Exercise goal » Lines holding the string "name": copy each one from the listing below.

Material shown »

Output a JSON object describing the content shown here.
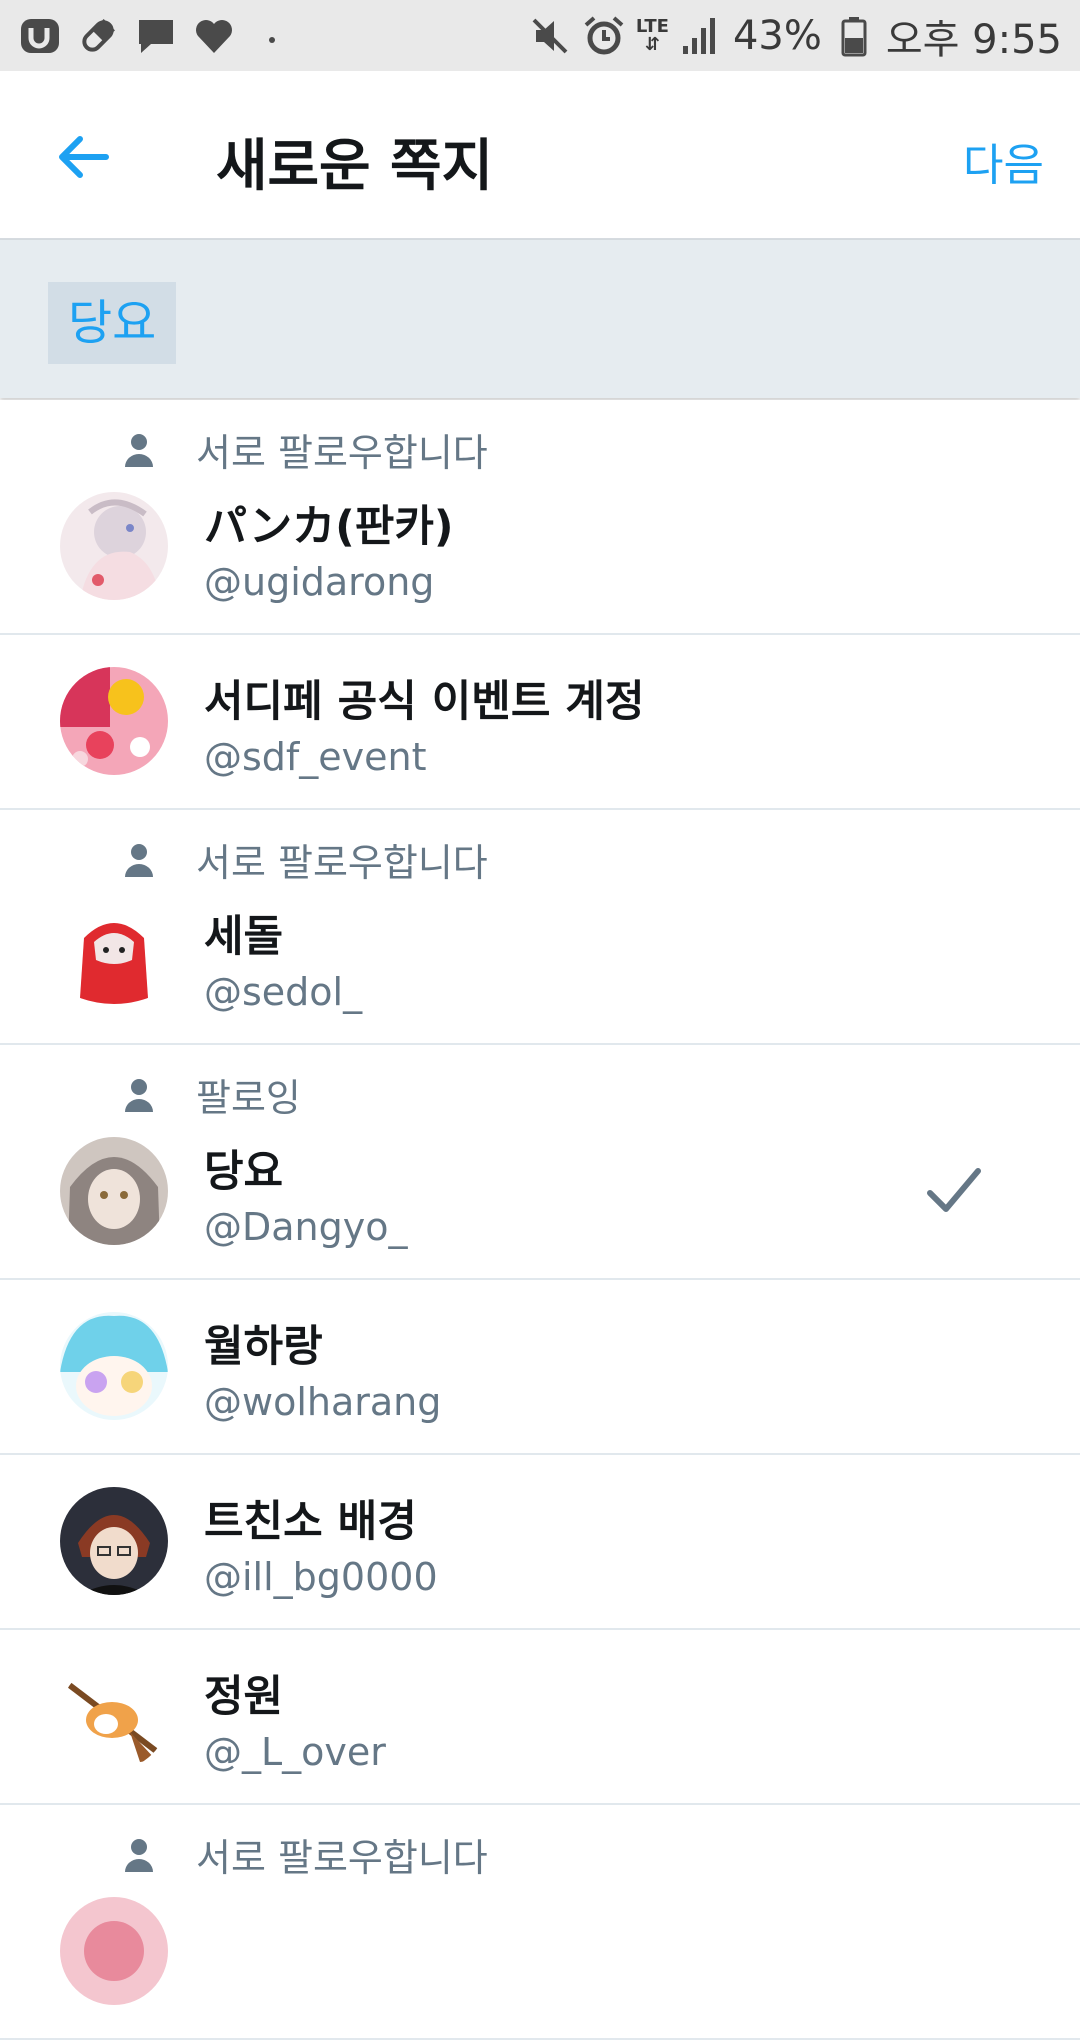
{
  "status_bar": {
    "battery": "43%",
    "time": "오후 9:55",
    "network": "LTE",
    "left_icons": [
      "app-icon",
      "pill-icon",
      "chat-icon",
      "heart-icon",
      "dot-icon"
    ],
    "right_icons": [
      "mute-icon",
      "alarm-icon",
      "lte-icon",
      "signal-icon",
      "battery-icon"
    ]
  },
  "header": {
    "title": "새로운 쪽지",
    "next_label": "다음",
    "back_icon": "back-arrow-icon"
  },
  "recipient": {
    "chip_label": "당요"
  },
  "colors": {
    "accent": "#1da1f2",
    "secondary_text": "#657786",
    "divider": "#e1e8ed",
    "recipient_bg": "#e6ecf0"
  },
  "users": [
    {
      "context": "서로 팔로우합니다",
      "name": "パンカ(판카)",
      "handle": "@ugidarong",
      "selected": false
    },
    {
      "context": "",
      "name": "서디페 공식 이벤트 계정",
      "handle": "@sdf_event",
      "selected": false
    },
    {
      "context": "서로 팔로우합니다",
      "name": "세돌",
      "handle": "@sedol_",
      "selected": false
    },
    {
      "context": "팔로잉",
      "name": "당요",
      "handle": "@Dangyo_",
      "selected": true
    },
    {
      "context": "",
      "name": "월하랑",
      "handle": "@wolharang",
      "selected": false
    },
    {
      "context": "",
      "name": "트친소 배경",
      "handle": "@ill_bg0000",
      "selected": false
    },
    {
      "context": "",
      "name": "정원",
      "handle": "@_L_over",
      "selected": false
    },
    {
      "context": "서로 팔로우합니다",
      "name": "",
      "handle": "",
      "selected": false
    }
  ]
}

Answer box »
      "name": "パンカ(판카)",
      "name": "서디페 공식 이벤트 계정",
      "name": "세돌",
      "name": "당요",
      "name": "월하랑",
      "name": "트친소 배경",
      "name": "정원",
      "name": "",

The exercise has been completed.